In broad outline, I think this is what happens in therapy with my adult patients, too — at least when all goes well. And when it does, I am left moved and enriched by the chance to playfully seek to discover, along with them, who it is they are.
Details have been altered to protect patient privacy.
Alison Carper is a psychologist in private practice in New York.
Couch is a series about psychotherapy.
Children love to play hide-and-seek from their earliest days, but it’s not just a silly game.
Playing peekaboo with your baby leads to searching for hidden objects and, ultimately, to the excitement of playing hide-and-seek, of being hunter or hunted without the risk of getting hurt. Whether it’s peekaboo, hide-and-seek, or hunt-the-thimble, what are the real benefits and risks of these simple childhood games? Why should we encourage them to play?
There are some clear cognitive benefits to playing hiding games. Peekaboo makes them giggle but also teaches them the concept of object permanence; that things can still exist even though they might not be able to see them. Searching for objects or people encourages children to use their imagination and helps them develop problem-solving skills as they try to work out the best place to hide or find their target. They can even start to appreciate the concept of volume as they try to find the smallest hiding place they can fit into. It also gives them an opportunity to develop their social skills as they play with others, learn to deal with conflicts between participants, take turns, and practice the other skills that will enable them to work effectively in teams.
Playing hide-and-seek gives a child some valuable physical benefits as well since the exercise helps them build stamina and aids muscle development. The challenge of getting into the perfect hiding place will help improve their balance, agility, and coordination.
Any physical activity involves a risk and hide-and-seek is no different.

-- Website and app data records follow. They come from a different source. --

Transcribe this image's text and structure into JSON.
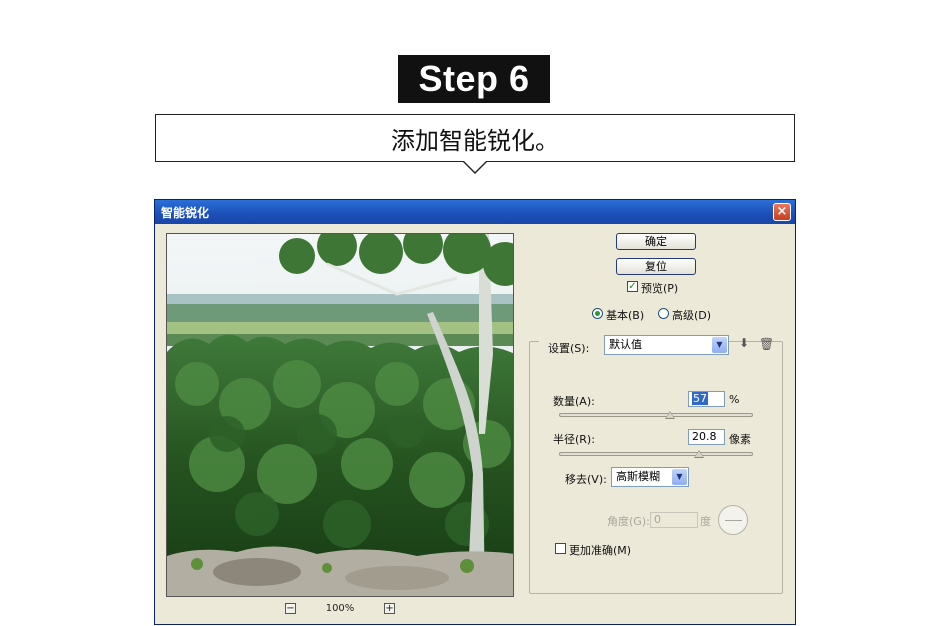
{
  "tutorial": {
    "step": "Step 6",
    "caption": "添加智能锐化。"
  },
  "dialog": {
    "title": "智能锐化",
    "close_glyph": "×",
    "buttons": {
      "ok": "确定",
      "reset": "复位"
    },
    "preview_checkbox": {
      "label": "预览(P)",
      "checked": true
    },
    "mode": {
      "basic": {
        "label": "基本(B)",
        "selected": true
      },
      "advanced": {
        "label": "高级(D)",
        "selected": false
      }
    },
    "settings": {
      "label": "设置(S):",
      "value": "默认值"
    },
    "amount": {
      "label": "数量(A):",
      "value": "57",
      "unit": "%",
      "slider_fraction": 0.57
    },
    "radius": {
      "label": "半径(R):",
      "value": "20.8",
      "unit": "像素",
      "slider_fraction": 0.72
    },
    "remove": {
      "label": "移去(V):",
      "value": "高斯模糊"
    },
    "angle": {
      "label": "角度(G):",
      "value": "0",
      "unit": "度"
    },
    "more_accurate": {
      "label": "更加准确(M)",
      "checked": false
    },
    "zoom": {
      "minus": "−",
      "level": "100%",
      "plus": "+"
    }
  }
}
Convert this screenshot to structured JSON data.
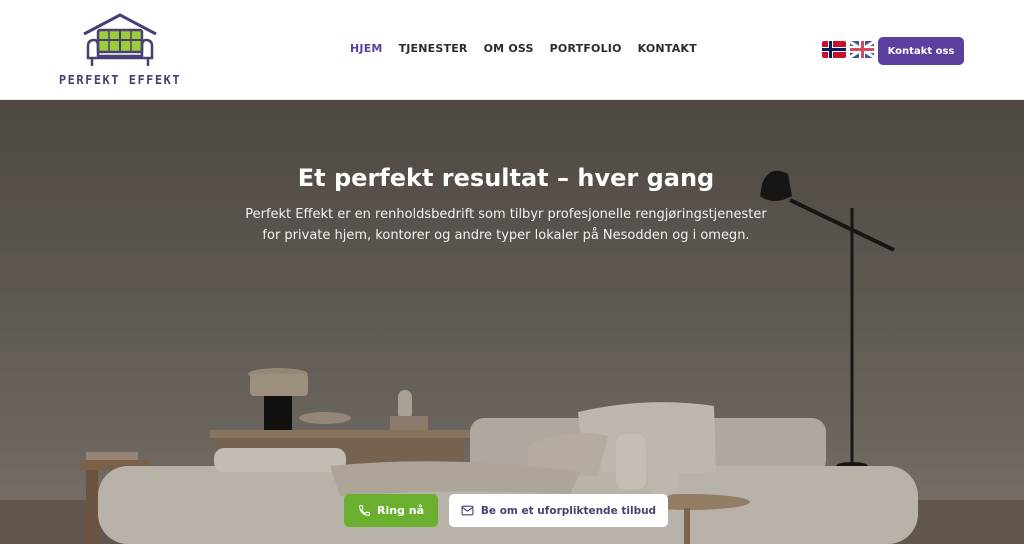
{
  "brand": {
    "logo_text": "PERFEKT EFFEKT",
    "primary_color": "#5b3f9e",
    "accent_green": "#6ab02e",
    "logo_icon": "house-sofa-logo"
  },
  "nav": {
    "items": [
      {
        "label": "HJEM",
        "active": true
      },
      {
        "label": "TJENESTER",
        "active": false
      },
      {
        "label": "OM OSS",
        "active": false
      },
      {
        "label": "PORTFOLIO",
        "active": false
      },
      {
        "label": "KONTAKT",
        "active": false
      }
    ]
  },
  "languages": {
    "norwegian": "norway-flag-icon",
    "english": "uk-flag-icon"
  },
  "header": {
    "contact_button": "Kontakt oss"
  },
  "hero": {
    "title": "Et perfekt resultat – hver gang",
    "subtitle": "Perfekt Effekt er en renholdsbedrift som tilbyr profesjonelle rengjøringstjenester for private hjem, kontorer og andre typer lokaler på Nesodden og i omegn.",
    "call_button": "Ring nå",
    "quote_button": "Be om et uforpliktende tilbud",
    "call_icon": "phone-icon",
    "quote_icon": "mail-icon"
  }
}
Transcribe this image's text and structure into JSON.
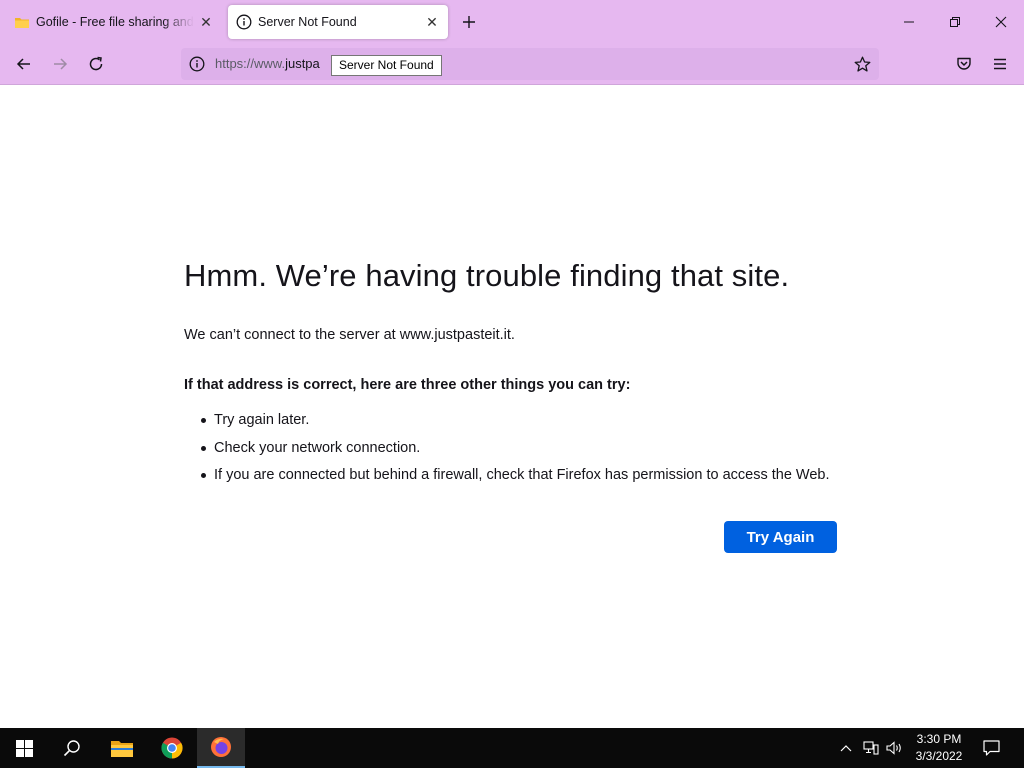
{
  "tabs": [
    {
      "title": "Gofile - Free file sharing and storage",
      "close": "✕",
      "favicon": "folder-favicon-icon"
    },
    {
      "title": "Server Not Found",
      "close": "✕",
      "favicon": "info-circle-icon"
    }
  ],
  "toolbar": {
    "new_tab": "+",
    "url_prefix": "https://www.",
    "url_host": "justpa",
    "tooltip": "Server Not Found"
  },
  "error": {
    "title": "Hmm. We’re having trouble finding that site.",
    "description": "We can’t connect to the server at www.justpasteit.it.",
    "subtitle": "If that address is correct, here are three other things you can try:",
    "items": [
      "Try again later.",
      "Check your network connection.",
      "If you are connected but behind a firewall, check that Firefox has permission to access the Web."
    ],
    "button": "Try Again"
  },
  "taskbar": {
    "time": "3:30 PM",
    "date": "3/3/2022"
  },
  "colors": {
    "chrome": "#e6b8f0",
    "primary_button": "#0061e0",
    "taskbar": "#0a0a0a"
  }
}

It’s important to have some ground rules such as setting out a safe area children should confine themselves to, banning climbing above a certain height, and pointing out hiding places they should avoid. It’s also a good idea to have an organized signal for the end of the game just in case you can’t find the child who has found an ingenious hiding place or if the game has run late and it’s time to go home. There will always be the chance of a child falling over or scratching themselves, so players need to be dressed appropriately. Finally, the best way to keep children safe whilst playing this game is supervision.
Playing hide-and-seek is a traditional part of all of our childhoods and with the benefits it gives growing children, it’s a tradition that should be carried on into the future. So close your eyes, count to ten and, ready or not, here they come!